He ends with

To those who expect a world to come, I say then, Let us take heed how we carry ourselves to the creation which is to occupy with us the world to come.

Amen.

Cleaner than you = Better than you

September 1st, 2010 No comments

This series of studies has interesting implications written all over it.  Granted OT clean/unclean doesn’t perfectly line up with contemporary notions but still, there is some overlap.  Sugar, sugar – white, clean, and neat

A new study shows that people feel morally cleansed when they are physically clean, and as such are more inclined to judge others more harshly.

Read More http://www.wired.com/wiredscience/2010/08/clean-people-feel-morally-superior/

This also hooks into the notions of dirty = animal, in some sad but not un-expected ways.  Sad in terms of how some humans can think of the fact that an animal is “dirty” (as in physical contact with literal dirt) and have that as part of the constellation of their justifications for morally denigrating them and even killing and harming them unnecessarily, or worse yet, for fun.  We claim on the one hand to not ‘be’ animals but then somehow pass judgement on “them” as if they were somehow accountable to our standards of cleanliness or personal hygiene.  On what grounds would that possibly make sense?  It’s even weirder given the fact that our own book of origins includes the little tidbit about man being made from dirt.

“then the LORD God formed man from the dust of the ground, and breathed into his nostrils the breath of life” (Gen 2:7 NRSV)

Did you know people used to use urine as a tooth whitener?*

* Mark Morton, “A linguistic history of things other than food that people have put into their mouths,”  Gastronomica 9 (2009): 6.

silly humans.  dust to dust …

Alton Brown in a space suit and tofu 101

August 30th, 2010 No comments
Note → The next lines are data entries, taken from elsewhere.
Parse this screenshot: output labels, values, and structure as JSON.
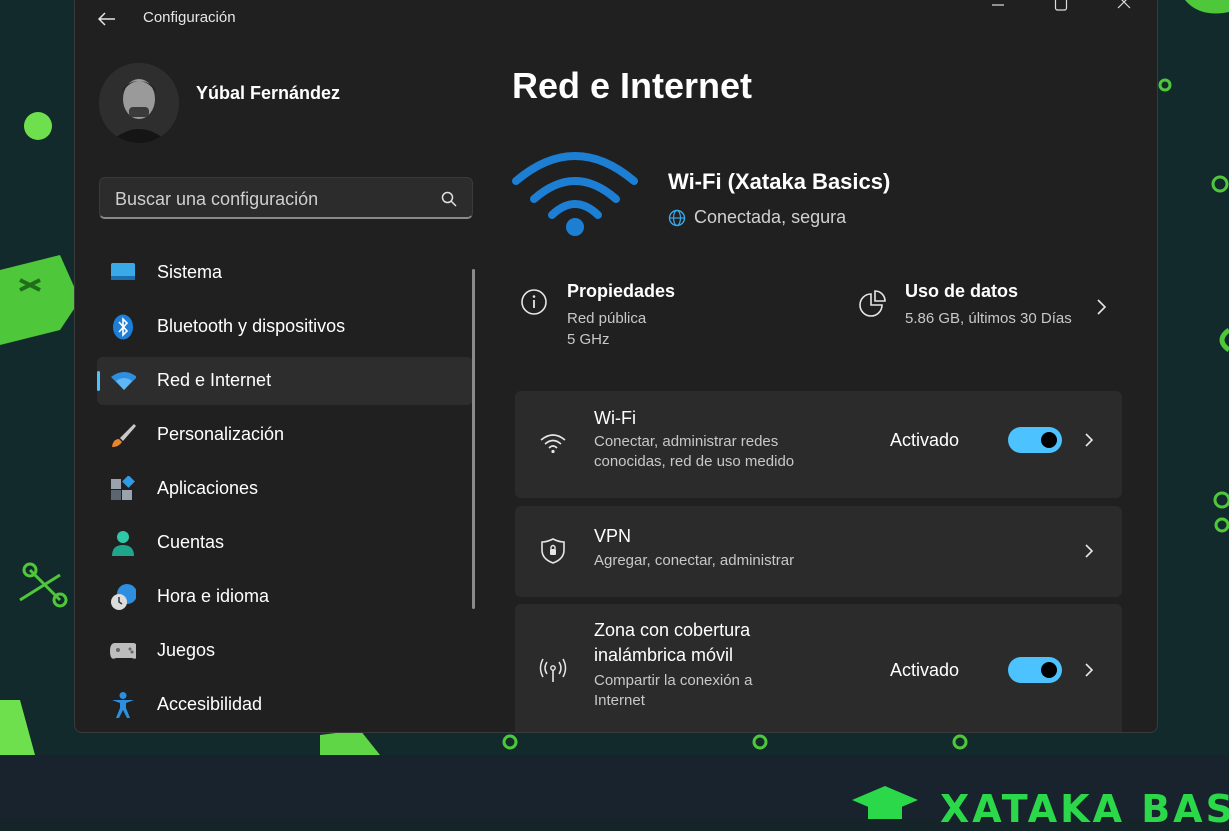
{
  "window": {
    "title": "Configuración"
  },
  "user": {
    "name": "Yúbal Fernández"
  },
  "search": {
    "placeholder": "Buscar una configuración"
  },
  "nav": {
    "items": [
      {
        "label": "Sistema",
        "icon": "monitor-icon"
      },
      {
        "label": "Bluetooth y dispositivos",
        "icon": "bluetooth-icon"
      },
      {
        "label": "Red e Internet",
        "icon": "wifi-icon",
        "active": true
      },
      {
        "label": "Personalización",
        "icon": "brush-icon"
      },
      {
        "label": "Aplicaciones",
        "icon": "apps-icon"
      },
      {
        "label": "Cuentas",
        "icon": "person-icon"
      },
      {
        "label": "Hora e idioma",
        "icon": "clock-globe-icon"
      },
      {
        "label": "Juegos",
        "icon": "gamepad-icon"
      },
      {
        "label": "Accesibilidad",
        "icon": "accessibility-icon"
      }
    ]
  },
  "main": {
    "title": "Red e Internet",
    "connection": {
      "name": "Wi-Fi (Xataka Basics)",
      "status": "Conectada, segura"
    },
    "properties": {
      "title": "Propiedades",
      "line1": "Red pública",
      "line2": "5 GHz"
    },
    "data_usage": {
      "title": "Uso de datos",
      "detail": "5.86 GB, últimos 30 Días"
    },
    "cards": [
      {
        "title": "Wi-Fi",
        "desc": "Conectar, administrar redes conocidas, red de uso medido",
        "state": "Activado",
        "toggle_on": true
      },
      {
        "title": "VPN",
        "desc": "Agregar, conectar, administrar"
      },
      {
        "title": "Zona con cobertura inalámbrica móvil",
        "desc": "Compartir la conexión a Internet",
        "state": "Activado",
        "toggle_on": true
      }
    ]
  },
  "colors": {
    "accent": "#4cc2ff",
    "brand_green": "#2bd84a",
    "wifi_blue": "#1c7fd4"
  },
  "brand": {
    "text": "XATAKA BASIC"
  }
}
So, back in my foodie days I loved me some Food TV and of course, Alton Brown.  I wish I had seen this when I first started my tofu adventures.  Jumpstart your tofu learning curve with this episode of Alton Brown’s Good Eats featuring tofu – from Worcestershire Sauce to chocolate pie.  Good times.

Enjoy!


Watch Good Eats – S3E12 – Tofuworld in Educational & How-To |  View More Free Videos Online at Veoh.com

Oh, and I got your blender right here